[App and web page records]
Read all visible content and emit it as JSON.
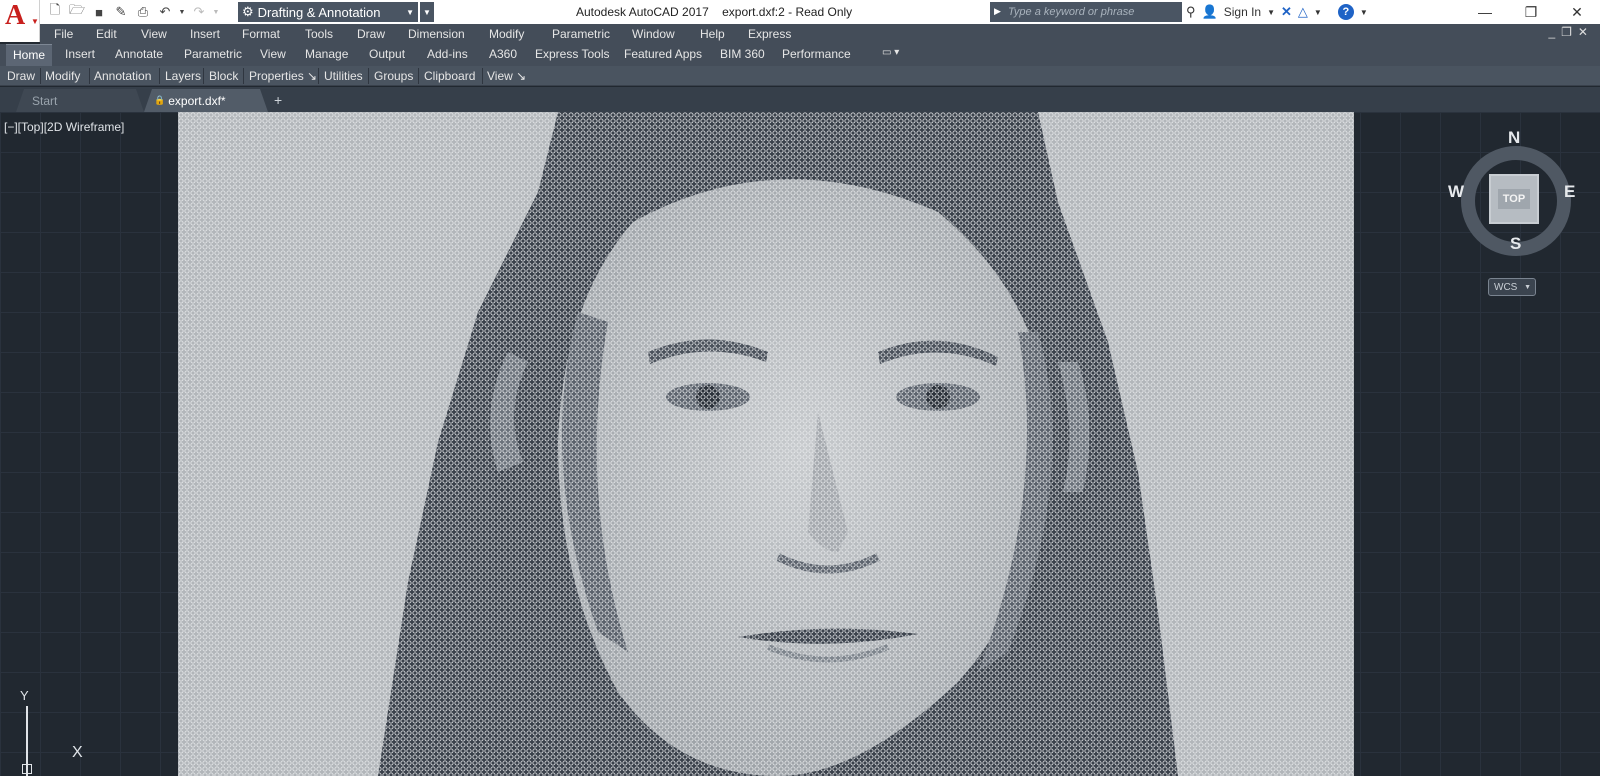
{
  "titlebar": {
    "workspace": "Drafting & Annotation",
    "title": "Autodesk AutoCAD 2017    export.dxf:2 - Read Only",
    "search_placeholder": "Type a keyword or phrase",
    "sign_in": "Sign In"
  },
  "menubar": {
    "items": [
      "File",
      "Edit",
      "View",
      "Insert",
      "Format",
      "Tools",
      "Draw",
      "Dimension",
      "Modify",
      "Parametric",
      "Window",
      "Help",
      "Express"
    ]
  },
  "ribbon": {
    "tabs": [
      "Home",
      "Insert",
      "Annotate",
      "Parametric",
      "View",
      "Manage",
      "Output",
      "Add-ins",
      "A360",
      "Express Tools",
      "Featured Apps",
      "BIM 360",
      "Performance"
    ],
    "active_tab": "Home",
    "panels": [
      "Draw",
      "Modify",
      "Annotation",
      "Layers",
      "Block",
      "Properties ↘",
      "Utilities",
      "Groups",
      "Clipboard",
      "View ↘"
    ]
  },
  "doc_tabs": {
    "start": "Start",
    "file": "export.dxf*"
  },
  "viewport": {
    "label": "[−][Top][2D Wireframe]"
  },
  "viewcube": {
    "n": "N",
    "s": "S",
    "e": "E",
    "w": "W",
    "face": "TOP",
    "wcs": "WCS"
  },
  "ucs": {
    "x": "X",
    "y": "Y"
  },
  "colors": {
    "titlebar_bg": "#ffffff",
    "menu_bg": "#444d59",
    "canvas_bg": "#212830",
    "portrait_light": "#adb1b6",
    "portrait_dark": "#2c333d",
    "accent_red": "#c8201d"
  }
}
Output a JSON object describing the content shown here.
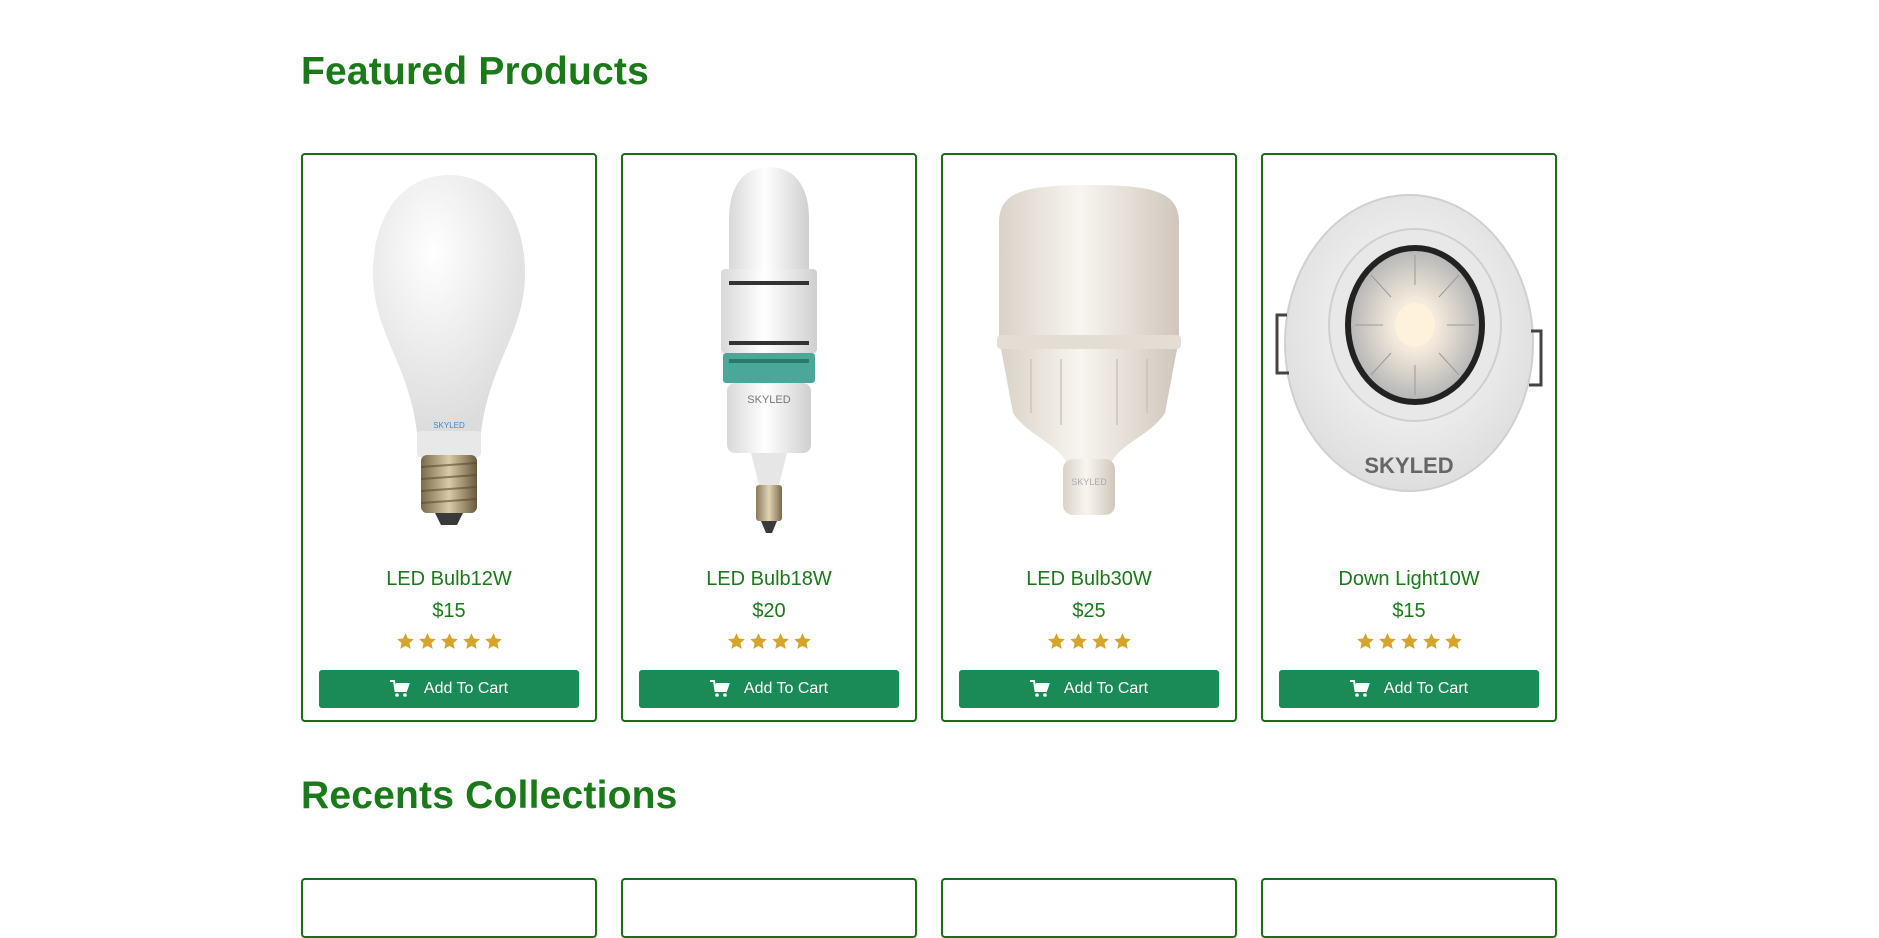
{
  "featured": {
    "title": "Featured Products",
    "products": [
      {
        "name": "LED Bulb12W",
        "price": "$15",
        "rating": 5,
        "button_label": "Add To Cart",
        "brand_print": "SKYLED"
      },
      {
        "name": "LED Bulb18W",
        "price": "$20",
        "rating": 4,
        "button_label": "Add To Cart",
        "brand_print": "SKYLED"
      },
      {
        "name": "LED Bulb30W",
        "price": "$25",
        "rating": 4,
        "button_label": "Add To Cart",
        "brand_print": "SKYLED"
      },
      {
        "name": "Down Light10W",
        "price": "$15",
        "rating": 5,
        "button_label": "Add To Cart",
        "brand_print": "SKYLED"
      }
    ]
  },
  "recents": {
    "title": "Recents Collections"
  },
  "colors": {
    "heading": "#1a7a1a",
    "card_border": "#1a6b1a",
    "button_bg": "#1a8a57",
    "star": "#d4a52a"
  },
  "icons": {
    "star": "star-icon",
    "cart": "shopping-cart-icon"
  }
}
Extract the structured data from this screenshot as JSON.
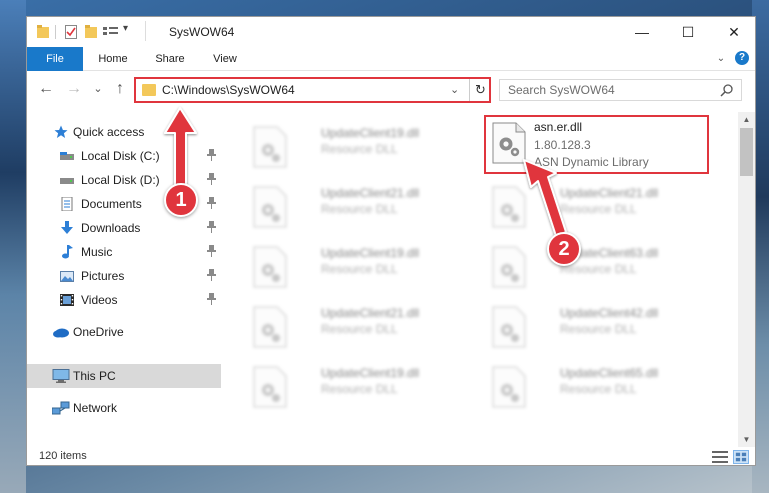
{
  "window": {
    "title": "SysWOW64",
    "minimize": "—",
    "maximize": "☐",
    "close": "✕"
  },
  "ribbon": {
    "tabs": [
      "File",
      "Home",
      "Share",
      "View"
    ],
    "expand_glyph": "⌄",
    "help_glyph": "?"
  },
  "nav": {
    "back": "←",
    "forward": "→",
    "recent": "⌄",
    "up": "↑"
  },
  "address": {
    "path": "C:\\Windows\\SysWOW64",
    "chevron": "⌄",
    "refresh": "↻"
  },
  "search": {
    "placeholder": "Search SysWOW64"
  },
  "sidebar": {
    "items": [
      {
        "label": "Quick access",
        "icon": "star-icon",
        "pinned": false
      },
      {
        "label": "Local Disk (C:)",
        "icon": "drive-icon",
        "pinned": true
      },
      {
        "label": "Local Disk (D:)",
        "icon": "drive-icon",
        "pinned": true
      },
      {
        "label": "Documents",
        "icon": "documents-icon",
        "pinned": true
      },
      {
        "label": "Downloads",
        "icon": "download-icon",
        "pinned": true
      },
      {
        "label": "Music",
        "icon": "music-icon",
        "pinned": true
      },
      {
        "label": "Pictures",
        "icon": "pictures-icon",
        "pinned": true
      },
      {
        "label": "Videos",
        "icon": "videos-icon",
        "pinned": true
      },
      {
        "label": "OneDrive",
        "icon": "cloud-icon",
        "pinned": false
      },
      {
        "label": "This PC",
        "icon": "computer-icon",
        "pinned": false,
        "selected": true
      },
      {
        "label": "Network",
        "icon": "network-icon",
        "pinned": false
      }
    ]
  },
  "files": {
    "highlighted": {
      "name": "asn.er.dll",
      "version": "1.80.128.3",
      "description": "ASN Dynamic Library"
    },
    "blurred": [
      {
        "name": "UpdateClient19.dll",
        "type": "Resource DLL"
      },
      {
        "name": "UpdateClient21.dll",
        "type": "Resource DLL"
      },
      {
        "name": "UpdateClient21.dll",
        "type": "Resource DLL"
      },
      {
        "name": "UpdateClient19.dll",
        "type": "Resource DLL"
      },
      {
        "name": "UpdateClient63.dll",
        "type": "Resource DLL"
      },
      {
        "name": "UpdateClient21.dll",
        "type": "Resource DLL"
      },
      {
        "name": "UpdateClient42.dll",
        "type": "Resource DLL"
      },
      {
        "name": "UpdateClient19.dll",
        "type": "Resource DLL"
      },
      {
        "name": "UpdateClient65.dll",
        "type": "Resource DLL"
      }
    ]
  },
  "status": {
    "item_count": "120 items"
  },
  "annotations": {
    "step1": "1",
    "step2": "2",
    "color": "#e0353d"
  },
  "colors": {
    "accent": "#1979ca",
    "highlight": "#e0353d",
    "selected_bg": "#d9d9d9"
  }
}
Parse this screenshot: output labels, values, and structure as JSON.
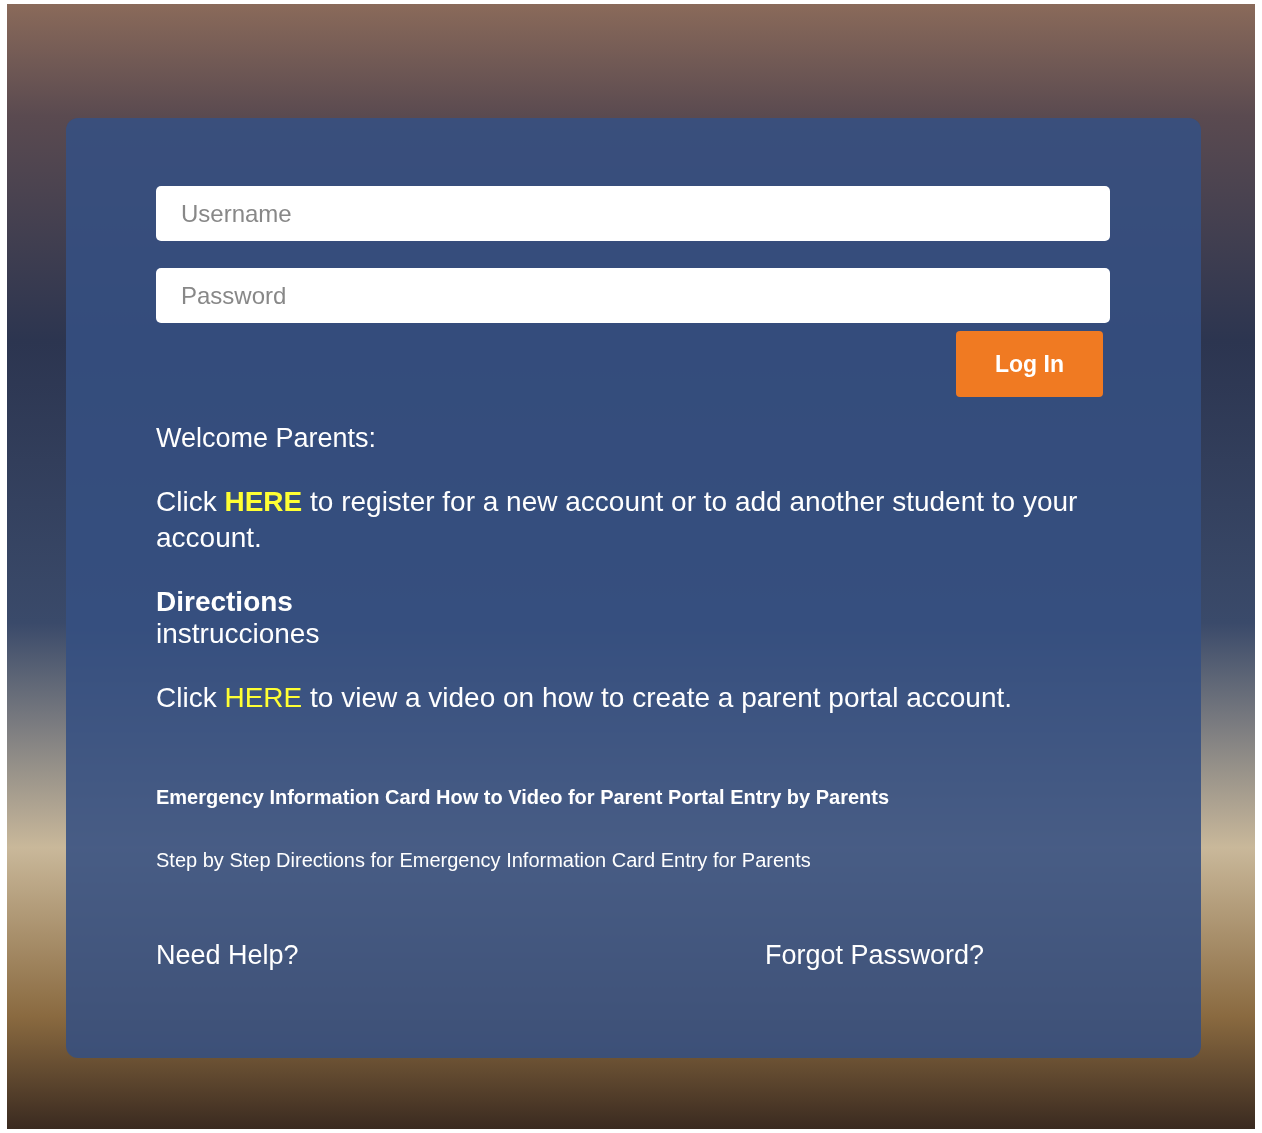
{
  "username": {
    "placeholder": "Username"
  },
  "password": {
    "placeholder": "Password"
  },
  "login_button": "Log In",
  "welcome": "Welcome Parents:",
  "register": {
    "before": "Click ",
    "link": "HERE",
    "after": " to register for a new account or to add another student to your account."
  },
  "directions": {
    "title": "Directions",
    "subtitle": "instrucciones"
  },
  "video": {
    "before": "Click ",
    "link": "HERE",
    "after": " to view a video on how to create a parent portal account."
  },
  "links": [
    {
      "kind": "bold",
      "text": "Emergency Information Card How to Video for Parent Portal Entry by Parents"
    },
    {
      "kind": "plain",
      "text": "Step by Step Directions for Emergency Information Card Entry for Parents"
    }
  ],
  "footer": {
    "help": "Need Help?",
    "forgot": "Forgot Password?"
  }
}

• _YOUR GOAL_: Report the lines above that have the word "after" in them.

• _SOLVED PROBLEM_:
    "after": " to register for a new account or to add another student to your account."
    "after": " to view a video on how to create a parent portal account."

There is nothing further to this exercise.